What you should do:
Below are entries; write every one of them out again exactly.

Extracted entries:
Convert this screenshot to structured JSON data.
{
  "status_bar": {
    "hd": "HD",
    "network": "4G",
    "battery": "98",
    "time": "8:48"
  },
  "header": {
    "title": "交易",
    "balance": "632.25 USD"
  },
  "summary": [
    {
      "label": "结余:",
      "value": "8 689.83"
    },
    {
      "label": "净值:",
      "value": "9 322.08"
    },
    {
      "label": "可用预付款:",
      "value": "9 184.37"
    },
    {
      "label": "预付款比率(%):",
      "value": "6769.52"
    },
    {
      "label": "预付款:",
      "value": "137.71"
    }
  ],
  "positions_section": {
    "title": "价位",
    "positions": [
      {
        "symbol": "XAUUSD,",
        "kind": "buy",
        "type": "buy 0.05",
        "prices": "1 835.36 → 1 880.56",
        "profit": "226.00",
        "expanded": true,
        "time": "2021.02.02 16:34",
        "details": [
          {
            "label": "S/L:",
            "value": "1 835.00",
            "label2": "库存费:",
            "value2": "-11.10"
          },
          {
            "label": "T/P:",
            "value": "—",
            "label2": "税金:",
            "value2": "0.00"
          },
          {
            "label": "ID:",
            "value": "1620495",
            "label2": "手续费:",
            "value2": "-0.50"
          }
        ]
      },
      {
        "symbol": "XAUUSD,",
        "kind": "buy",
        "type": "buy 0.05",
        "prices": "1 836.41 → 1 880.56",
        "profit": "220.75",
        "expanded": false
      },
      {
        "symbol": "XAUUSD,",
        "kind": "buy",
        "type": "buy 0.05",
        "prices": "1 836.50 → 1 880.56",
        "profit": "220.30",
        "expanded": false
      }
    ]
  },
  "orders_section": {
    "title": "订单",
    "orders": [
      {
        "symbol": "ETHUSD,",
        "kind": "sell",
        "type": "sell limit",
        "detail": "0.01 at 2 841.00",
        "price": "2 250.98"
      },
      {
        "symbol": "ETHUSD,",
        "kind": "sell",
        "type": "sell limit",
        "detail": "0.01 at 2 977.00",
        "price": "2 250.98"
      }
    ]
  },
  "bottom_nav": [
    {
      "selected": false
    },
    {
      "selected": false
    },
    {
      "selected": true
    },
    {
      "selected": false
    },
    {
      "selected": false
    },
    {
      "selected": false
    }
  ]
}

Completed exercise:
Convert this screenshot to structured JSON data.
{
  "status_bar": {
    "hd": "HD",
    "network": "4G",
    "battery": "98",
    "time": "8:48"
  },
  "header": {
    "title": "交易",
    "balance": "632.25 USD"
  },
  "summary": [
    {
      "label": "结余:",
      "value": "8 689.83"
    },
    {
      "label": "净值:",
      "value": "9 322.08"
    },
    {
      "label": "可用预付款:",
      "value": "9 184.37"
    },
    {
      "label": "预付款比率(%):",
      "value": "6769.52"
    },
    {
      "label": "预付款:",
      "value": "137.71"
    }
  ],
  "positions_section": {
    "title": "价位",
    "positions": [
      {
        "symbol": "XAUUSD,",
        "kind": "buy",
        "type": "buy 0.05",
        "prices": "1 835.36 → 1 880.56",
        "profit": "226.00",
        "expanded": true,
        "time": "2021.02.02 16:34",
        "details": [
          {
            "label": "S/L:",
            "value": "1 835.00",
            "label2": "库存费:",
            "value2": "-11.10"
          },
          {
            "label": "T/P:",
            "value": "—",
            "label2": "税金:",
            "value2": "0.00"
          },
          {
            "label": "ID:",
            "value": "1620495",
            "label2": "手续费:",
            "value2": "-0.50"
          }
        ]
      },
      {
        "symbol": "XAUUSD,",
        "kind": "buy",
        "type": "buy 0.05",
        "prices": "1 836.41 → 1 880.56",
        "profit": "220.75",
        "expanded": false
      },
      {
        "symbol": "XAUUSD,",
        "kind": "buy",
        "type": "buy 0.05",
        "prices": "1 836.50 → 1 880.56",
        "profit": "220.30",
        "expanded": false
      }
    ]
  },
  "orders_section": {
    "title": "订单",
    "orders": [
      {
        "symbol": "ETHUSD,",
        "kind": "sell",
        "type": "sell limit",
        "detail": "0.01 at 2 841.00",
        "price": "2 250.98"
      },
      {
        "symbol": "ETHUSD,",
        "kind": "sell",
        "type": "sell limit",
        "detail": "0.01 at 2 977.00",
        "price": "2 250.98"
      }
    ]
  },
  "bottom_nav": [
    {
      "selected": false
    },
    {
      "selected": false
    },
    {
      "selected": true
    },
    {
      "selected": false
    },
    {
      "selected": false
    },
    {
      "selected": false
    }
  ]
}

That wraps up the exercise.